"We were out on a walk and my father picked up some soil and he felt it, and he said, `this is going to be our new family home. I am going to be buried here'." Suddenly, after two generations of travelling about Europe and always seeming to collect more relatives along the way, the family had a home.

Asked what she was like as a girl she offers a thumbnail sketch of "a misfit" interested in many things. "At times I did very well at school, at others, not so good. I always loved art so when I was doing badly at everything else, I could always say to myself: `At least I can draw'." Her time at Newtown School in Co Waterford helped make her a natural scientist. On completing the Leaving Cert with eight honours, she was too young for university and travelled for a year, working at a number of jobs including sheep farming, before returning to Ireland where she entered the natural sciences faculty at Trinity College. She married Paul Dubksy, himself of mixed Irish/Austrian background, as a student. Her first baby was due just before her finals. Her domestic situation and the arrival of a son interrupted her study for a year. But she returned and completed her degree specialising in quantitative zoology. Two more sons were born before she completed a masters in environmental sciences with a thesis on mussel population dynamics.

The interest in coastal areas is easy to explain. Wexford was her introduction to the sea. Her career as an environmental campaigner has been shaped by her specialist knowledge. Dubsky is probably better known in Europe than she is here. In 1988 she ran a Coastwatch Europe survey on a trial basis in test areas in five European countries.

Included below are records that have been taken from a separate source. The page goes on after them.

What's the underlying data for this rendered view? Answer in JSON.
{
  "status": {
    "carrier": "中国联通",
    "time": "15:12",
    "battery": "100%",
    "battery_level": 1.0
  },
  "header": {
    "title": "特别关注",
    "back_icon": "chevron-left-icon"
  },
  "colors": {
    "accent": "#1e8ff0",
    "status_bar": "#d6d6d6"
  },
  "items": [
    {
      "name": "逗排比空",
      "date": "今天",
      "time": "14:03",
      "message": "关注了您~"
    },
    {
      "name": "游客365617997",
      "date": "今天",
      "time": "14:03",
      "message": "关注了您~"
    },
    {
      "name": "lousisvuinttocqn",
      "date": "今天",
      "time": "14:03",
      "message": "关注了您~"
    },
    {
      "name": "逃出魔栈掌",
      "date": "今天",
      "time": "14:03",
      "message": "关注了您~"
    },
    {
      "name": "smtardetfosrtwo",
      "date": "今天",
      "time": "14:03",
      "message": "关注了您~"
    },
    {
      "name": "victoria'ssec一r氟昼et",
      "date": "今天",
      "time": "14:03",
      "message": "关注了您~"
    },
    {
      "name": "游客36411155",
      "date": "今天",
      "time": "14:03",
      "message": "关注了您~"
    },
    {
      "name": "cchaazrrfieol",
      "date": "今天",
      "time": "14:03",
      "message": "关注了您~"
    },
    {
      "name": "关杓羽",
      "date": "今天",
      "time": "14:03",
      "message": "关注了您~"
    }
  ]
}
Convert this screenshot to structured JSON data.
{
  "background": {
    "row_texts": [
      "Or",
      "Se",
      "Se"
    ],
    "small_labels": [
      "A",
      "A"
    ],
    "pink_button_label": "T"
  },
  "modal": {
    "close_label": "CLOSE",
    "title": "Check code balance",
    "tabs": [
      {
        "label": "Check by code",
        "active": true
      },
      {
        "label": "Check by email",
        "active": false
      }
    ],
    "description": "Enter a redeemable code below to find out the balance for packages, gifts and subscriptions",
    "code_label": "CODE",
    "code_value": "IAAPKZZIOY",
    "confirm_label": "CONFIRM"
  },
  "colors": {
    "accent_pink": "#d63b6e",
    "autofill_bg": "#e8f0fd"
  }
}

Later that same year she was a co-founder of the Irish Clean Air Group and produced a strategy for improving Dublin air quality. Access to information is central to her approach to environmental issues and Dubsky has always maintained that only by getting people involved in surveys and other schemes, will they develop an interest in such issues. "Public information is so important."

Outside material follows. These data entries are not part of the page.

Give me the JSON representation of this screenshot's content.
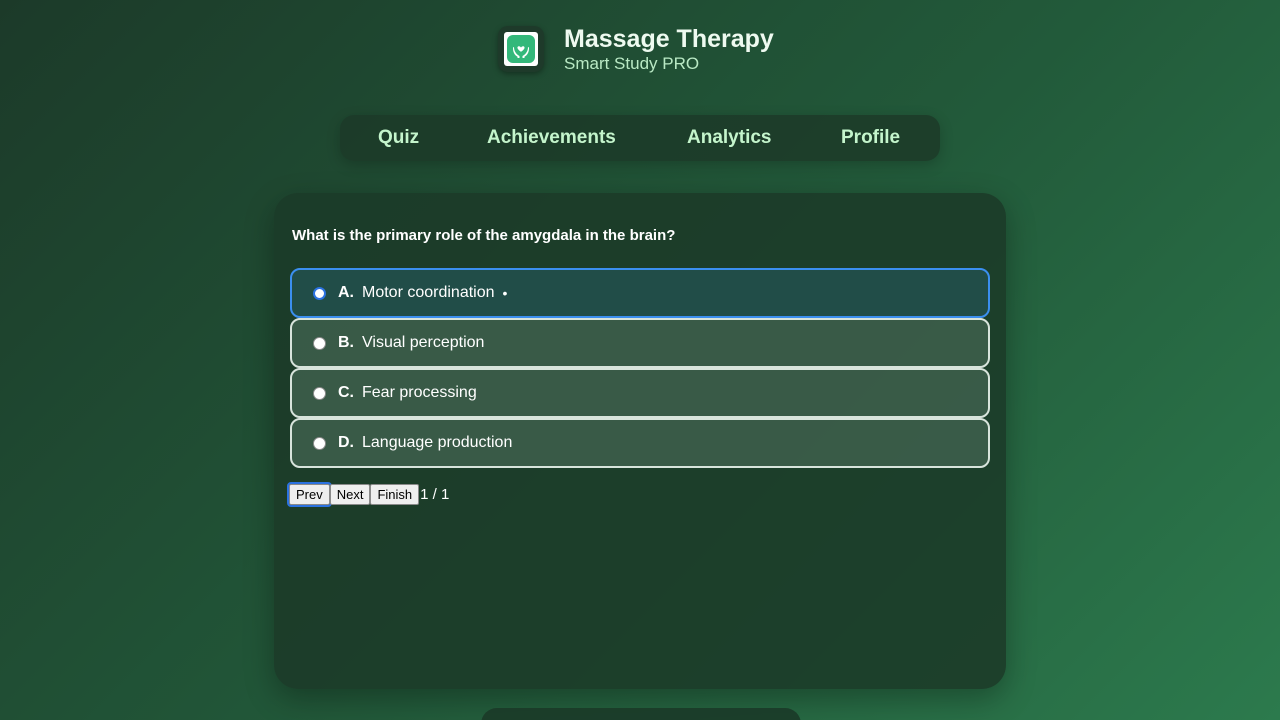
{
  "app": {
    "title": "Massage Therapy",
    "subtitle": "Smart Study PRO",
    "icon": "hands-heart-icon"
  },
  "nav": {
    "items": [
      {
        "label": "Quiz"
      },
      {
        "label": "Achievements"
      },
      {
        "label": "Analytics"
      },
      {
        "label": "Profile"
      }
    ]
  },
  "quiz": {
    "question": "What is the primary role of the amygdala in the brain?",
    "options": [
      {
        "letter": "A.",
        "text": "Motor coordination",
        "marker": "•",
        "selected": true
      },
      {
        "letter": "B.",
        "text": "Visual perception",
        "selected": false
      },
      {
        "letter": "C.",
        "text": "Fear processing",
        "selected": false
      },
      {
        "letter": "D.",
        "text": "Language production",
        "selected": false
      }
    ],
    "controls": {
      "prev_label": "Prev",
      "next_label": "Next",
      "finish_label": "Finish",
      "counter": "1 / 1"
    }
  },
  "colors": {
    "accent": "#3b8ff0",
    "nav_text": "#c4f5cc",
    "brand_green": "#33b87a"
  }
}
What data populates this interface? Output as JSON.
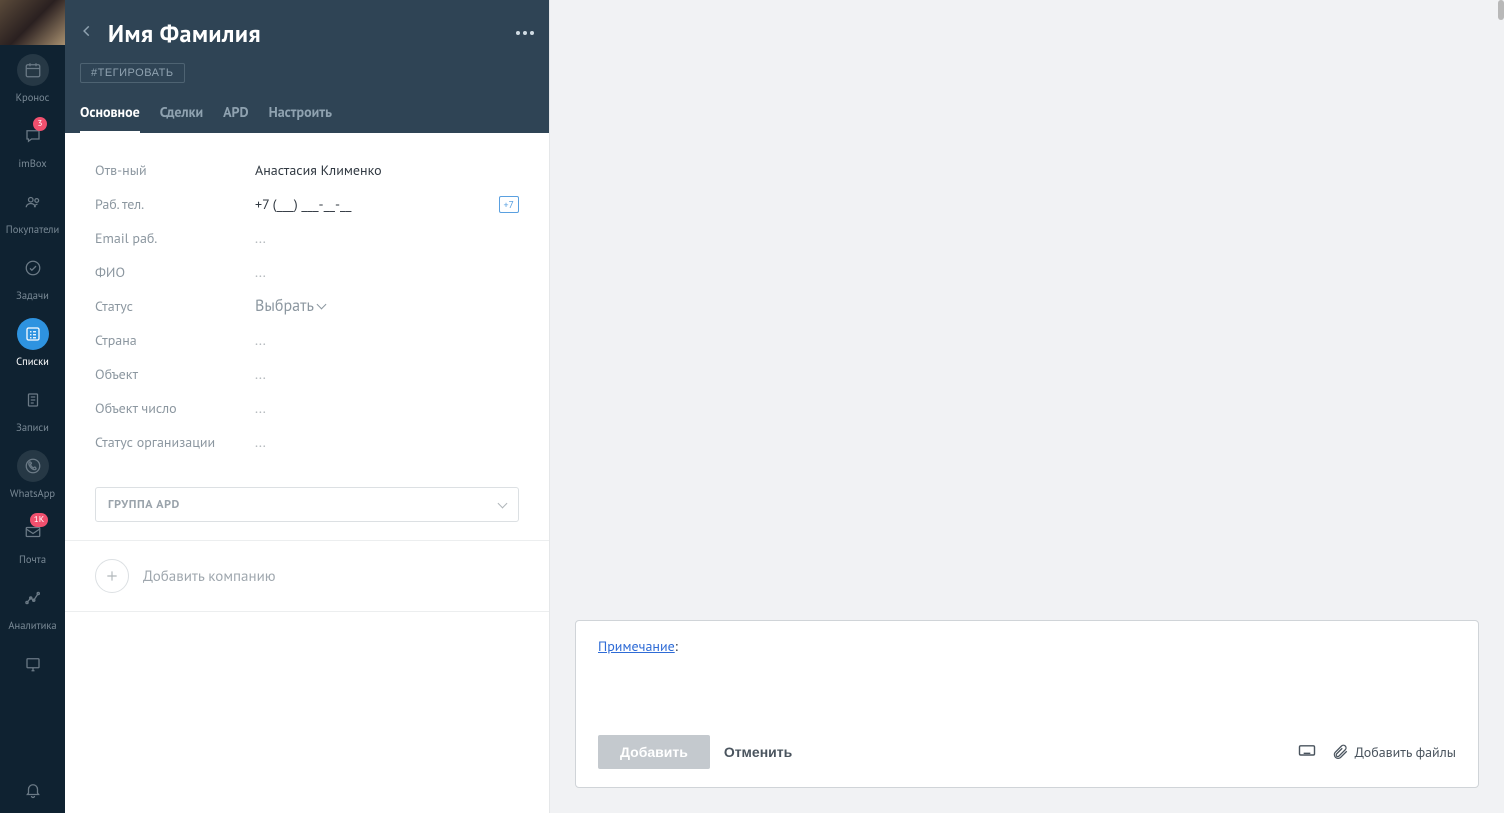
{
  "sidebar": {
    "items": [
      {
        "id": "kronos",
        "label": "Кронос",
        "icon": "calendar-icon",
        "badge": null,
        "state": "hl"
      },
      {
        "id": "imbox",
        "label": "imBox",
        "icon": "chat-icon",
        "badge": "3",
        "state": ""
      },
      {
        "id": "buyers",
        "label": "Покупатели",
        "icon": "people-icon",
        "badge": null,
        "state": ""
      },
      {
        "id": "tasks",
        "label": "Задачи",
        "icon": "check-icon",
        "badge": null,
        "state": ""
      },
      {
        "id": "lists",
        "label": "Списки",
        "icon": "lists-icon",
        "badge": null,
        "state": "active"
      },
      {
        "id": "records",
        "label": "Записи",
        "icon": "receipt-icon",
        "badge": null,
        "state": ""
      },
      {
        "id": "whatsapp",
        "label": "WhatsApp",
        "icon": "whatsapp-icon",
        "badge": null,
        "state": "hl"
      },
      {
        "id": "mail",
        "label": "Почта",
        "icon": "mail-icon",
        "badge": "1K",
        "state": ""
      },
      {
        "id": "analytics",
        "label": "Аналитика",
        "icon": "analytics-icon",
        "badge": null,
        "state": ""
      },
      {
        "id": "terminal",
        "label": "",
        "icon": "terminal-icon",
        "badge": null,
        "state": ""
      }
    ],
    "bell_label": ""
  },
  "header": {
    "title": "Имя Фамилия",
    "tag_button": "#ТЕГИРОВАТЬ",
    "tabs": [
      "Основное",
      "Сделки",
      "APD",
      "Настроить"
    ],
    "active_tab": 0
  },
  "fields": {
    "responsible": {
      "label": "Отв-ный",
      "value": "Анастасия Клименко"
    },
    "work_phone": {
      "label": "Раб. тел.",
      "value": "+7 (___) ___-__-__",
      "badge": "+7"
    },
    "work_email": {
      "label": "Email раб.",
      "value": "..."
    },
    "fio": {
      "label": "ФИО",
      "value": "..."
    },
    "status": {
      "label": "Статус",
      "value": "Выбрать"
    },
    "country": {
      "label": "Страна",
      "value": "..."
    },
    "object": {
      "label": "Объект",
      "value": "..."
    },
    "object_num": {
      "label": "Объект число",
      "value": "..."
    },
    "org_status": {
      "label": "Статус организации",
      "value": "..."
    }
  },
  "group_select": {
    "label": "ГРУППА APD"
  },
  "add_company": {
    "label": "Добавить компанию"
  },
  "note": {
    "title": "Примечание",
    "colon": ":",
    "add_btn": "Добавить",
    "cancel_btn": "Отменить",
    "attach_label": "Добавить файлы"
  }
}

Having run the Blue Flag award scheme between 1987 and 1993, she stresses the need for a balance between encouraging people to visit areas with the need to protect such habitats. In 1991 she ran Ireland's first international conference on waste management. On the subject of incinerators, she says: "Our record with accidents is not good. Unless an incinerator could be placed within one mile upwind of the Dail or Temple Bar, I would fear for the management of it."

During her five-year stay in the Czech Republic she was active in opening the East European office for Coastwatch Europe. Throughout that time she travelled between the Coastwatch head office in Trinity College and Prague. Her mother still lives on the family farm. Helga Falkenthal returned to Germany for a few years in the mid 1990s, "but she had to come back, she was homesick for Wexford".

Ten years after the birth of her third son, Dubsky had a daughter. All the while she has continued working. There have been successes; there have also been failures. "I have felt frustrated," she says and recalls noticing bulldozers moving in on a site one Friday afternoon. "I was on my way abroad and had no time. I stopped and phoned the relevant county council office and was informed no complaints could be taken over the phone. I would have to write in. They refused to listen." She shrugs at the memory. "I think policies are no good until they are implemented. But. . ."

Time is always a problem. Phone calls bring her on journeys across the country trying to help - and she does. Toasting with Austrian wine what could be the demise of the plastic bag, Dubsky, the unrelenting activist, looks happy. Tenacious but pleasant, she could hardly be described as a cranky eccentric.

Are we Irish a dirty people? "We are careless," is how she puts it.

For more information on Coastwatch, phone Karin Dubsky on 055-25843 or email Dubsky@iol.ie